▶ Task goal: Copy each line of the entries below that contains the string "suffix".

Data extracted from a collection:
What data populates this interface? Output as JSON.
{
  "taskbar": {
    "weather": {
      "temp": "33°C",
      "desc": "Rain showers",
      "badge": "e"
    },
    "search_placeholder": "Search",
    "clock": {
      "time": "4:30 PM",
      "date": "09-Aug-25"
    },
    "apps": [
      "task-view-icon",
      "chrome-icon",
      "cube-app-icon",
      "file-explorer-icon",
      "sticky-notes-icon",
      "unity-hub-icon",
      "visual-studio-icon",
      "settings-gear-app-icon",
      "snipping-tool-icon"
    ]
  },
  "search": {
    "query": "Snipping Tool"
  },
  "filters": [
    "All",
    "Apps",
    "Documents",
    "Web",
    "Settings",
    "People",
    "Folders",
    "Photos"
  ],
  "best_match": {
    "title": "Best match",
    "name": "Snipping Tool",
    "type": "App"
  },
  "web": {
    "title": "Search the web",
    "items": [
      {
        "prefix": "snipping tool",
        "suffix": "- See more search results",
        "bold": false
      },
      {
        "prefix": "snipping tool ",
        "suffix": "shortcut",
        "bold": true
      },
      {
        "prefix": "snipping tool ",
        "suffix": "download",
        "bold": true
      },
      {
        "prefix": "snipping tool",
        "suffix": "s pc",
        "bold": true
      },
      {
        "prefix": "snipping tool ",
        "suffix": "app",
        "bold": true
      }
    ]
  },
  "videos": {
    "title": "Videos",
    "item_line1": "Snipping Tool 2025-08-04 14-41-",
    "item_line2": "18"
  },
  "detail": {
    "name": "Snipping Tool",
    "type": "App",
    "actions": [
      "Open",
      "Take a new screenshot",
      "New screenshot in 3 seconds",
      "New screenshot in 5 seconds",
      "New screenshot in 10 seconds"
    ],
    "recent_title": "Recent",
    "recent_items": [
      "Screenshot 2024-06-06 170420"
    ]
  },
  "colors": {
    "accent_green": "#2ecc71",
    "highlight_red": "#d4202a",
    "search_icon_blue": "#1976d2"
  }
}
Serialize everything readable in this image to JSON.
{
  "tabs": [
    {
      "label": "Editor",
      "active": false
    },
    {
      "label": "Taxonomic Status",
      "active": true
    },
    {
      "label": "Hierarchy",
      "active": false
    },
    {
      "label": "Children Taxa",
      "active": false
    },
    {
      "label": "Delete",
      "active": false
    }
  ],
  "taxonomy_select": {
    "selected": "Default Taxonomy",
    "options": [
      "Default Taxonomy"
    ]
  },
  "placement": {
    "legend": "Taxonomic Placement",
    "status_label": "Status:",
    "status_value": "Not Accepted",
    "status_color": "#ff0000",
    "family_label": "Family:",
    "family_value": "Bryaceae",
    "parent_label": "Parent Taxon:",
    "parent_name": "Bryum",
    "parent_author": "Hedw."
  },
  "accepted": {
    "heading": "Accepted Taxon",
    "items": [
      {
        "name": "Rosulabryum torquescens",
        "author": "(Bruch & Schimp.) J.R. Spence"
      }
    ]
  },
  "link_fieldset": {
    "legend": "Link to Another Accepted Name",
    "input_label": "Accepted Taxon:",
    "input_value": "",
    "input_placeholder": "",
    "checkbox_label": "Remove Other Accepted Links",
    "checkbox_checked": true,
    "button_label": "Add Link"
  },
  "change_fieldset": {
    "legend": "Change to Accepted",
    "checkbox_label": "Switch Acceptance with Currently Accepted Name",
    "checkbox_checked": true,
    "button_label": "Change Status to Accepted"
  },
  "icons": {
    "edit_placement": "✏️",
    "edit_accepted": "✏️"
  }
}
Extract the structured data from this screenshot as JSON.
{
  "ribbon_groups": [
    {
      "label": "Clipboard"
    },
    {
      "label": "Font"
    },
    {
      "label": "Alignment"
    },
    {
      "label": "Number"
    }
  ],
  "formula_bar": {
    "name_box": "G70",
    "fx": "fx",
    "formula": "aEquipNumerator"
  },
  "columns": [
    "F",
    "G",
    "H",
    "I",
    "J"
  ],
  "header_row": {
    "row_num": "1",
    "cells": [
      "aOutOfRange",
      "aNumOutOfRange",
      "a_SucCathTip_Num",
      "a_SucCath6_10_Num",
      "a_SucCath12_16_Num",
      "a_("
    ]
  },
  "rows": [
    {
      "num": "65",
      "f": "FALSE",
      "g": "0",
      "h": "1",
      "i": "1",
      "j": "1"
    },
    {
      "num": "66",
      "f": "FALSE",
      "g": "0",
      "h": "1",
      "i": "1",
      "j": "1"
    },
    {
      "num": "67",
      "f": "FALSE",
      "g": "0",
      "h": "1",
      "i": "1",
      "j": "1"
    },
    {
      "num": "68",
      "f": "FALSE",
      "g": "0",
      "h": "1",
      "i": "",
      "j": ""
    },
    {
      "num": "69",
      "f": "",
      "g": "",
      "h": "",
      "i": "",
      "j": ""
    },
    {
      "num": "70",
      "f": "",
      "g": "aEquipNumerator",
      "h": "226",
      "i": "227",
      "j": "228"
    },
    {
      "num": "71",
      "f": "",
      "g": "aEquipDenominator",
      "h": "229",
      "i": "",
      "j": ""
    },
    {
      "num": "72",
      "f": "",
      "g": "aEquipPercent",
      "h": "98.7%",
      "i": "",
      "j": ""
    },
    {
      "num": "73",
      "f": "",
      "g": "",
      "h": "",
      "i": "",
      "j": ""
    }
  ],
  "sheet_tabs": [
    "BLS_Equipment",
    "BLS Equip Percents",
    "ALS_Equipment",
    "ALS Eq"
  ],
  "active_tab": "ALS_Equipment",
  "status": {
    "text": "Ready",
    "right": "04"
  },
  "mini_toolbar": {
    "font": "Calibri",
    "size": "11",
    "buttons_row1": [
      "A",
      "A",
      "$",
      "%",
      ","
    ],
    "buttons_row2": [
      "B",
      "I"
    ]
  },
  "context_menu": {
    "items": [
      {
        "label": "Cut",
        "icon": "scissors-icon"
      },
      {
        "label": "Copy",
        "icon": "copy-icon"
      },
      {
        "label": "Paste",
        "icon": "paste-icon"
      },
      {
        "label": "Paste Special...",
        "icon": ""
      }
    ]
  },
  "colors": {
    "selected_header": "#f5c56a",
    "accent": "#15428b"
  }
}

▶ Completed task:
        "suffix": "- See more search results",
        "suffix": "shortcut",
        "suffix": "download",
        "suffix": "s pc",
        "suffix": "app",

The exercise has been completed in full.